Sharon: I'm free to attack Yasir Arafat

Israeli Prime Minister Ariel Sharon says he is no longer bound by a pledge he has given to US President George Bush not to harm the Palestinian leader.

    Israeli Premier Ariel Sharon says he has informed the US of his stance

    But his controversial comments have brought a swift insistence from the US that his pledge still stands.

    "I said during in our first meeting about three years ago that I accepted his request not to harm (Yasir) Arafat physically," Sharon told Israel's Channel 2 on Friday.

    "But I am released from this commitment. I release myself from this commitment regarding Arafat." 
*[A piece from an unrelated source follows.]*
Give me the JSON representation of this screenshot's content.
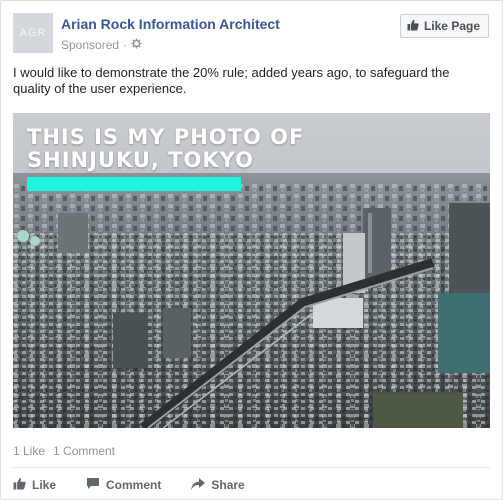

    Sharon said he told this to Bush last week during a meeting with him at the White House, where he received US approval for his plan to unilaterally evacuate all settlements from the Gaza Strip and some in the West Bank. 
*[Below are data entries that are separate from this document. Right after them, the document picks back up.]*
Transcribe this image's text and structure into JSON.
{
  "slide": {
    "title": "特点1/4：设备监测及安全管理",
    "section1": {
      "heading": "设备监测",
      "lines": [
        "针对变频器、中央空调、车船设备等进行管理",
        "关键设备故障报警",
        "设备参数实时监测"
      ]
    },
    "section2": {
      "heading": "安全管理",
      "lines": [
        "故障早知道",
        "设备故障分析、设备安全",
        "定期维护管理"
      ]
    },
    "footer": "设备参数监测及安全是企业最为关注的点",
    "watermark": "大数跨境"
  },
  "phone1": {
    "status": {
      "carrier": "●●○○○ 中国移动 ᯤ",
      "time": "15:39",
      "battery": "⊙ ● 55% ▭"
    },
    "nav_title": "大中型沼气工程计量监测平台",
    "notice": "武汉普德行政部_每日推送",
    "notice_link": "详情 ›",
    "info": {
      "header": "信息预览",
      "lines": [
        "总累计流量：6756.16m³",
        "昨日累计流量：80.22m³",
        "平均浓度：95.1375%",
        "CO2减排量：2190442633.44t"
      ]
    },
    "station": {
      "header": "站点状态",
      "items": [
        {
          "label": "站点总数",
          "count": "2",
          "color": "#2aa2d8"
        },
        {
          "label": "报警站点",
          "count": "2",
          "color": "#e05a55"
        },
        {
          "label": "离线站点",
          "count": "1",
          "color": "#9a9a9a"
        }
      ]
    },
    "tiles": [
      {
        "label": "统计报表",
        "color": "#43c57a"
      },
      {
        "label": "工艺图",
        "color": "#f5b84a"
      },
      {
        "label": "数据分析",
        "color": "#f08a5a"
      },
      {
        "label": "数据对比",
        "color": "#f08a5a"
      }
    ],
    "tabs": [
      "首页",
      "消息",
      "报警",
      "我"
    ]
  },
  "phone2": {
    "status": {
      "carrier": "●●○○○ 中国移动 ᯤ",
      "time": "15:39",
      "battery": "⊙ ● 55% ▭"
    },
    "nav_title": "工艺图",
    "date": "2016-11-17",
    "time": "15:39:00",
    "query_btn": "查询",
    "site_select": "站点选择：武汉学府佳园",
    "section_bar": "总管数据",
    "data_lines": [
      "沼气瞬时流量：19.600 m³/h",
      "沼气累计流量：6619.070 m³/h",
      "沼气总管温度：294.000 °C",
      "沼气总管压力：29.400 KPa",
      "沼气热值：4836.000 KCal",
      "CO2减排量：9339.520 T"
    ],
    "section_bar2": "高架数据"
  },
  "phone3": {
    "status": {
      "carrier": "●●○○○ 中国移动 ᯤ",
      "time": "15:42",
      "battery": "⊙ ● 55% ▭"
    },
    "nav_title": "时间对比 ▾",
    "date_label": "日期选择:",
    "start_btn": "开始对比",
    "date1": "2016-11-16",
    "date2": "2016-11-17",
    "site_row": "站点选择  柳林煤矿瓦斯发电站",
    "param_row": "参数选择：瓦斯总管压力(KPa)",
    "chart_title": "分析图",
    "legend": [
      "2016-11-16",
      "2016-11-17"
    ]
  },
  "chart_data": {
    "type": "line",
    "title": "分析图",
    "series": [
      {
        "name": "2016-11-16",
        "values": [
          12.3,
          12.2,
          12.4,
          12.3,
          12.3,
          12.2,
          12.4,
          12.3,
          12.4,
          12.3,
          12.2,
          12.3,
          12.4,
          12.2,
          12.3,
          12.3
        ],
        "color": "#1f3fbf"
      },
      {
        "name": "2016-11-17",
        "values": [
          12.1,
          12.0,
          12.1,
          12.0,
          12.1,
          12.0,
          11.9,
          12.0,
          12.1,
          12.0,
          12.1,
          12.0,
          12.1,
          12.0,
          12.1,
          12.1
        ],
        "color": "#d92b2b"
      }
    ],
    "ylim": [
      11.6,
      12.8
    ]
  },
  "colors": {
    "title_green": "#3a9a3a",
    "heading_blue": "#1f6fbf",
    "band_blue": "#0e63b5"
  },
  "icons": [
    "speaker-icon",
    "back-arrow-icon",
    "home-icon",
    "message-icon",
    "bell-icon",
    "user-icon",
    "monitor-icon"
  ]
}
    The latest threat against Arafat comes a week after Israel assassinated Hamas chief Abd Al-Aziz al-Rantisi in a missile strike, and less than a month after the resistance group's spiritual leader Shaikh Ahmad Yasin was killed by the same way.

    Those killings were condemned by most major governments with the exception of the US.

    US opposition

    But the White House has bluntly insisted Sharon must abide by the past pledge not to harm Arafat.

    "This is an escalation and will lead to increased tensions" 

    Nabil abu Rdainah,
    An adviser for Arafat

    "We have made it entirely clear to the Israeli government that we would oppose any such action and have done so again in the wake of these remarks," said a senior Bush administration official. "We consider a pledge, a pledge."

    An adviser for Arafat, Nabil abu Rdainah, said Sharon's statement would lead to increased tensions in the region. 

    "We reject Sharon's statement and demand clarification from
    Mr Bush on such a statement and hold Sharon responsible for
    such a dangerous statement," he said. "This is an escalation and will lead to increased tensions." 

    When Sharon appeared to threaten Arafat on 2 April, US Deputy Secretary of State Richard Armitage told reporters: "Our position on such questions - the exile or assassination of Yasir Arafat - is very well known. We are opposed."

     

    SOURCE: Aljazeera + Agencies


    YOU MIGHT ALSO LIKE

    Venezuela in default: What next?

    Venezuela in default: What next?

    As the oil-rich country fails to pay its debt, we examine what happens next and what it means for its people.

    The Muslims of South Korea

    The Muslims of South Korea

    The number of Muslims in South Korea is estimated to be around 100,000, including foreigners.

    What is Mohammed bin Salman's next move?

    What is Mohammed bin Salman's next move?

    There are reports Saudi Arabia is demanding money from the senior officials it recently arrested.